• Task brief
Return each line of the data that follows exactly as it reads.

= = = = =

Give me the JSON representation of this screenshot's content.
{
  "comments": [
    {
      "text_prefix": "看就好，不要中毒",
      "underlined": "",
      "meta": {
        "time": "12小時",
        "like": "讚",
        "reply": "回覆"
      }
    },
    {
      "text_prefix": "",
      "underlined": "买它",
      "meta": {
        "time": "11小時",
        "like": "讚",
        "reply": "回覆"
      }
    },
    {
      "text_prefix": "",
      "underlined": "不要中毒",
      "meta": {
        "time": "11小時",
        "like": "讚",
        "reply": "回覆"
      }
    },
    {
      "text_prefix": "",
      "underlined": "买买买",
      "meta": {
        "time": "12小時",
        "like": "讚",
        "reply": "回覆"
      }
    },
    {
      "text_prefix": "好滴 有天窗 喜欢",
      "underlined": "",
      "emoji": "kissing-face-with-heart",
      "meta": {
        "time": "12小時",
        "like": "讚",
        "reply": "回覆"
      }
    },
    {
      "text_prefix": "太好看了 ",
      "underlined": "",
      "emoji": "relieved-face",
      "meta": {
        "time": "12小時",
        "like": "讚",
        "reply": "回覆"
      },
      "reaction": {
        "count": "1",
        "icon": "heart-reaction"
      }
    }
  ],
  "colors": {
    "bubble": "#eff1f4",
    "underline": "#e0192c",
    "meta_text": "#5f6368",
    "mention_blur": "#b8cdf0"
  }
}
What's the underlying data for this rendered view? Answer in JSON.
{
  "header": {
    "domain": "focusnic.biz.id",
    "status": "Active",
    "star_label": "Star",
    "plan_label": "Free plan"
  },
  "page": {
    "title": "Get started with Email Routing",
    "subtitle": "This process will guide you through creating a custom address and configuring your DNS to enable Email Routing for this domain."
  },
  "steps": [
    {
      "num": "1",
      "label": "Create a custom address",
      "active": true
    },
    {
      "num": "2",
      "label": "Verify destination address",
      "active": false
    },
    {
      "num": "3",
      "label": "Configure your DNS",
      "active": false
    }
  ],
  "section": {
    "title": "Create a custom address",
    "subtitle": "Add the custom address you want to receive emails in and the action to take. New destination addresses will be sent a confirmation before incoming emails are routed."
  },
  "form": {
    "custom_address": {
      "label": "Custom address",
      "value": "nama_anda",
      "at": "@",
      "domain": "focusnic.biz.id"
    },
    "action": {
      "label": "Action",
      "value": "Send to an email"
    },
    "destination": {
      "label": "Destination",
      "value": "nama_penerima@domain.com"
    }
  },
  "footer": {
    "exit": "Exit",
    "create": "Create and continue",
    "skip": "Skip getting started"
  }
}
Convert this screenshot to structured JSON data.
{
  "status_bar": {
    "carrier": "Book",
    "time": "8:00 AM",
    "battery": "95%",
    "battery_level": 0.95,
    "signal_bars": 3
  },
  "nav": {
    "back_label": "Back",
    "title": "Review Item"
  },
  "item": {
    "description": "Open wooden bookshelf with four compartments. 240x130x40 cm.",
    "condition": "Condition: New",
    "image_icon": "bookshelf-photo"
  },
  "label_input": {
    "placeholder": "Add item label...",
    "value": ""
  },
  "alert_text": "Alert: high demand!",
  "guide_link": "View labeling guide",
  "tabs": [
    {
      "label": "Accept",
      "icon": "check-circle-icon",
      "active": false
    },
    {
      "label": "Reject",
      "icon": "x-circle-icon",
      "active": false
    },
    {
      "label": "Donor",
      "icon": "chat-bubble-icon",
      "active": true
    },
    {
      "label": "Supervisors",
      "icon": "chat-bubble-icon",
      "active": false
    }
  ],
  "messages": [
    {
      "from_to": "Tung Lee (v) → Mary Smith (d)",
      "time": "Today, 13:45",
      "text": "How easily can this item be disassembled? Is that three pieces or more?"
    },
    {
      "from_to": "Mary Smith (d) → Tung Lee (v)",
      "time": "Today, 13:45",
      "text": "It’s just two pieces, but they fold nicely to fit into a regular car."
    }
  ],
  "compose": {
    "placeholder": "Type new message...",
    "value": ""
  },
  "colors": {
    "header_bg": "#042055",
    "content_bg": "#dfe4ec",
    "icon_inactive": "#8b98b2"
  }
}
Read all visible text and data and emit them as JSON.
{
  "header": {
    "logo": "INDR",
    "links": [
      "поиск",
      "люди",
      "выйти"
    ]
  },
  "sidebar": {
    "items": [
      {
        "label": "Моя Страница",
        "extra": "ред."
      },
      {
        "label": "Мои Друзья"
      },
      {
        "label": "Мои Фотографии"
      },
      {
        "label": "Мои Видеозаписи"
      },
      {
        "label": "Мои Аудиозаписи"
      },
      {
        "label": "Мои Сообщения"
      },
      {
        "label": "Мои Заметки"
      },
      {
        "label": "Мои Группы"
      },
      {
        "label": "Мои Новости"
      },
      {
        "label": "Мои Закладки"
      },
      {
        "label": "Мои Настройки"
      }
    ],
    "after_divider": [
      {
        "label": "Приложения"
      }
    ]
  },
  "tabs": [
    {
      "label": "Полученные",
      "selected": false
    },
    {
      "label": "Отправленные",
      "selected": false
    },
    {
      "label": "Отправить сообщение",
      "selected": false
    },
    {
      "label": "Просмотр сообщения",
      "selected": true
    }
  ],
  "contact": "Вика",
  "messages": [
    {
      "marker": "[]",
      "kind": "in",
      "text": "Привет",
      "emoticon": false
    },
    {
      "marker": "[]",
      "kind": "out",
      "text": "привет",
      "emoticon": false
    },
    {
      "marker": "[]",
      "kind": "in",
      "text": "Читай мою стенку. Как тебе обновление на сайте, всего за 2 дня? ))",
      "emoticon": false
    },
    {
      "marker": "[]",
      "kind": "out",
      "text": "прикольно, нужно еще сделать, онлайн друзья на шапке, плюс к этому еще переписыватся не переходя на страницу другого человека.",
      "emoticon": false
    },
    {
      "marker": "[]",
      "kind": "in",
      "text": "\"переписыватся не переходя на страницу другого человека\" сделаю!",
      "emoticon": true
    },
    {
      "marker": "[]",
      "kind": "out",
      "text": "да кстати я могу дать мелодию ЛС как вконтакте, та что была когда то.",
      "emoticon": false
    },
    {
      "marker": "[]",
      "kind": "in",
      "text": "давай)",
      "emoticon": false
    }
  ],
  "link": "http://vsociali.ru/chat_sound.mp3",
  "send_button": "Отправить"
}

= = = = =

• Task output
Give me the JSON representation of this screenshot's content.
{
  "comments": [
    {
      "text_prefix": "看就好，不要中毒",
      "underlined": "",
      "meta": {
        "time": "12小時",
        "like": "讚",
        "reply": "回覆"
      }
    },
    {
      "text_prefix": "",
      "underlined": "买它",
      "meta": {
        "time": "11小時",
        "like": "讚",
        "reply": "回覆"
      }
    },
    {
      "text_prefix": "",
      "underlined": "不要中毒",
      "meta": {
        "time": "11小時",
        "like": "讚",
        "reply": "回覆"
      }
    },
    {
      "text_prefix": "",
      "underlined": "买买买",
      "meta": {
        "time": "12小時",
        "like": "讚",
        "reply": "回覆"
      }
    },
    {
      "text_prefix": "好滴 有天窗 喜欢",
      "underlined": "",
      "emoji": "kissing-face-with-heart",
      "meta": {
        "time": "12小時",
        "like": "讚",
        "reply": "回覆"
      }
    },
    {
      "text_prefix": "太好看了 ",
      "underlined": "",
      "emoji": "relieved-face",
      "meta": {
        "time": "12小時",
        "like": "讚",
        "reply": "回覆"
      },
      "reaction": {
        "count": "1",
        "icon": "heart-reaction"
      }
    }
  ],
  "colors": {
    "bubble": "#eff1f4",
    "underline": "#e0192c",
    "meta_text": "#5f6368",
    "mention_blur": "#b8cdf0"
  }
}
What's the underlying data for this rendered view? Answer in JSON.
{
  "header": {
    "domain": "focusnic.biz.id",
    "status": "Active",
    "star_label": "Star",
    "plan_label": "Free plan"
  },
  "page": {
    "title": "Get started with Email Routing",
    "subtitle": "This process will guide you through creating a custom address and configuring your DNS to enable Email Routing for this domain."
  },
  "steps": [
    {
      "num": "1",
      "label": "Create a custom address",
      "active": true
    },
    {
      "num": "2",
      "label": "Verify destination address",
      "active": false
    },
    {
      "num": "3",
      "label": "Configure your DNS",
      "active": false
    }
  ],
  "section": {
    "title": "Create a custom address",
    "subtitle": "Add the custom address you want to receive emails in and the action to take. New destination addresses will be sent a confirmation before incoming emails are routed."
  },
  "form": {
    "custom_address": {
      "label": "Custom address",
      "value": "nama_anda",
      "at": "@",
      "domain": "focusnic.biz.id"
    },
    "action": {
      "label": "Action",
      "value": "Send to an email"
    },
    "destination": {
      "label": "Destination",
      "value": "nama_penerima@domain.com"
    }
  },
  "footer": {
    "exit": "Exit",
    "create": "Create and continue",
    "skip": "Skip getting started"
  }
}
Convert this screenshot to structured JSON data.
{
  "status_bar": {
    "carrier": "Book",
    "time": "8:00 AM",
    "battery": "95%",
    "battery_level": 0.95,
    "signal_bars": 3
  },
  "nav": {
    "back_label": "Back",
    "title": "Review Item"
  },
  "item": {
    "description": "Open wooden bookshelf with four compartments. 240x130x40 cm.",
    "condition": "Condition: New",
    "image_icon": "bookshelf-photo"
  },
  "label_input": {
    "placeholder": "Add item label...",
    "value": ""
  },
  "alert_text": "Alert: high demand!",
  "guide_link": "View labeling guide",
  "tabs": [
    {
      "label": "Accept",
      "icon": "check-circle-icon",
      "active": false
    },
    {
      "label": "Reject",
      "icon": "x-circle-icon",
      "active": false
    },
    {
      "label": "Donor",
      "icon": "chat-bubble-icon",
      "active": true
    },
    {
      "label": "Supervisors",
      "icon": "chat-bubble-icon",
      "active": false
    }
  ],
  "messages": [
    {
      "from_to": "Tung Lee (v) → Mary Smith (d)",
      "time": "Today, 13:45",
      "text": "How easily can this item be disassembled? Is that three pieces or more?"
    },
    {
      "from_to": "Mary Smith (d) → Tung Lee (v)",
      "time": "Today, 13:45",
      "text": "It’s just two pieces, but they fold nicely to fit into a regular car."
    }
  ],
  "compose": {
    "placeholder": "Type new message...",
    "value": ""
  },
  "colors": {
    "header_bg": "#042055",
    "content_bg": "#dfe4ec",
    "icon_inactive": "#8b98b2"
  }
}
Read all visible text and data and emit them as JSON.
{
  "header": {
    "logo": "INDR",
    "links": [
      "поиск",
      "люди",
      "выйти"
    ]
  },
  "sidebar": {
    "items": [
      {
        "label": "Моя Страница",
        "extra": "ред."
      },
      {
        "label": "Мои Друзья"
      },
      {
        "label": "Мои Фотографии"
      },
      {
        "label": "Мои Видеозаписи"
      },
      {
        "label": "Мои Аудиозаписи"
      },
      {
        "label": "Мои Сообщения"
      },
      {
        "label": "Мои Заметки"
      },
      {
        "label": "Мои Группы"
      },
      {
        "label": "Мои Новости"
      },
      {
        "label": "Мои Закладки"
      },
      {
        "label": "Мои Настройки"
      }
    ],
    "after_divider": [
      {
        "label": "Приложения"
      }
    ]
  },
  "tabs": [
    {
      "label": "Полученные",
      "selected": false
    },
    {
      "label": "Отправленные",
      "selected": false
    },
    {
      "label": "Отправить сообщение",
      "selected": false
    },
    {
      "label": "Просмотр сообщения",
      "selected": true
    }
  ],
  "contact": "Вика",
  "messages": [
    {
      "marker": "[]",
      "kind": "in",
      "text": "Привет",
      "emoticon": false
    },
    {
      "marker": "[]",
      "kind": "out",
      "text": "привет",
      "emoticon": false
    },
    {
      "marker": "[]",
      "kind": "in",
      "text": "Читай мою стенку. Как тебе обновление на сайте, всего за 2 дня? ))",
      "emoticon": false
    },
    {
      "marker": "[]",
      "kind": "out",
      "text": "прикольно, нужно еще сделать, онлайн друзья на шапке, плюс к этому еще переписыватся не переходя на страницу другого человека.",
      "emoticon": false
    },
    {
      "marker": "[]",
      "kind": "in",
      "text": "\"переписыватся не переходя на страницу другого человека\" сделаю!",
      "emoticon": true
    },
    {
      "marker": "[]",
      "kind": "out",
      "text": "да кстати я могу дать мелодию ЛС как вконтакте, та что была когда то.",
      "emoticon": false
    },
    {
      "marker": "[]",
      "kind": "in",
      "text": "давай)",
      "emoticon": false
    }
  ],
  "link": "http://vsociali.ru/chat_sound.mp3",
  "send_button": "Отправить"
}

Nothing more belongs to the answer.